▶ _TASK BRIEF_
Nothing but the exact text of the entries should appear in your answer; pictures stay out.

▶ _EXERCISE MATERIAL_
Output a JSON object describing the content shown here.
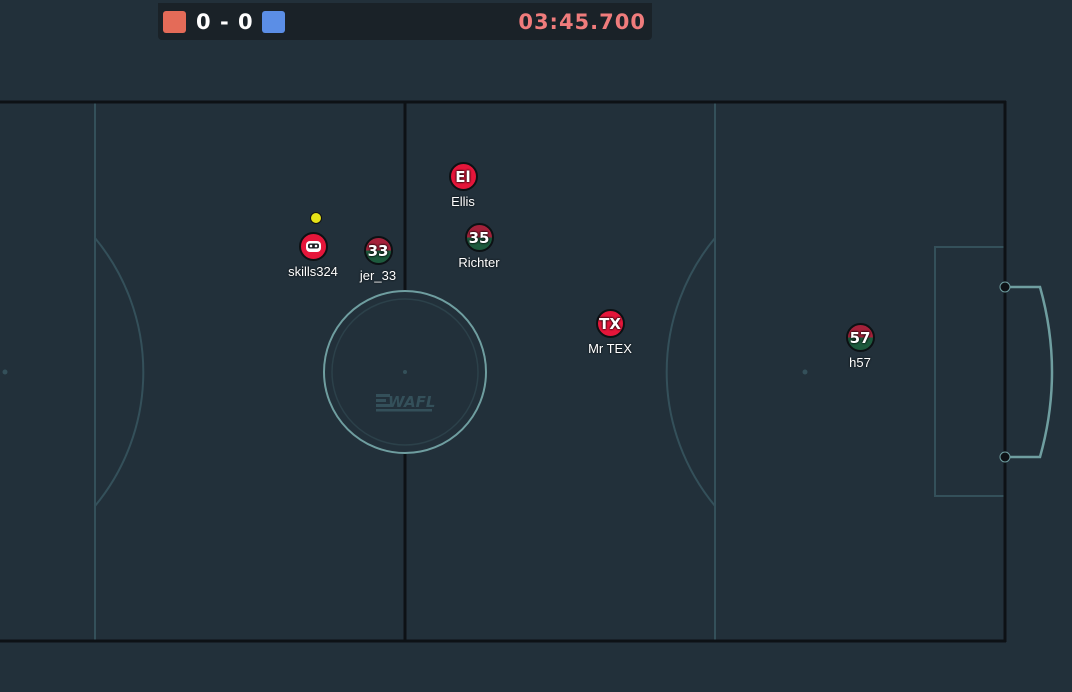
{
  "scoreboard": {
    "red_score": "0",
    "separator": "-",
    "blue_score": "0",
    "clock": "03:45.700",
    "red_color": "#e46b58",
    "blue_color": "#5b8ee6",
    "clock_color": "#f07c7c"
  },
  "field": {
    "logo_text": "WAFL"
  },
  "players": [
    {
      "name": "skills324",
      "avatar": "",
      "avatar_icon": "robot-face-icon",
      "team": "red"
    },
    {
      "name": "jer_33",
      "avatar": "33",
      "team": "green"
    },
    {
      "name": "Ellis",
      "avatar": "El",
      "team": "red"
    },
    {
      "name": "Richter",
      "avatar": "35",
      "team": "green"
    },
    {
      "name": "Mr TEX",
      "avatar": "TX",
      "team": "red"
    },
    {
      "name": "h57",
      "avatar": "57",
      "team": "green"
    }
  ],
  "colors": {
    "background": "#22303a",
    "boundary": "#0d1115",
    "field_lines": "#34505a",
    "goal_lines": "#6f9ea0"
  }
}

▶ _SOLVED EXERCISE_
Output a JSON object describing the content shown here.
{
  "scoreboard": {
    "red_score": "0",
    "separator": "-",
    "blue_score": "0",
    "clock": "03:45.700",
    "red_color": "#e46b58",
    "blue_color": "#5b8ee6",
    "clock_color": "#f07c7c"
  },
  "field": {
    "logo_text": "WAFL"
  },
  "players": [
    {
      "name": "skills324",
      "avatar": "",
      "avatar_icon": "robot-face-icon",
      "team": "red"
    },
    {
      "name": "jer_33",
      "avatar": "33",
      "team": "green"
    },
    {
      "name": "Ellis",
      "avatar": "El",
      "team": "red"
    },
    {
      "name": "Richter",
      "avatar": "35",
      "team": "green"
    },
    {
      "name": "Mr TEX",
      "avatar": "TX",
      "team": "red"
    },
    {
      "name": "h57",
      "avatar": "57",
      "team": "green"
    }
  ],
  "colors": {
    "background": "#22303a",
    "boundary": "#0d1115",
    "field_lines": "#34505a",
    "goal_lines": "#6f9ea0"
  }
}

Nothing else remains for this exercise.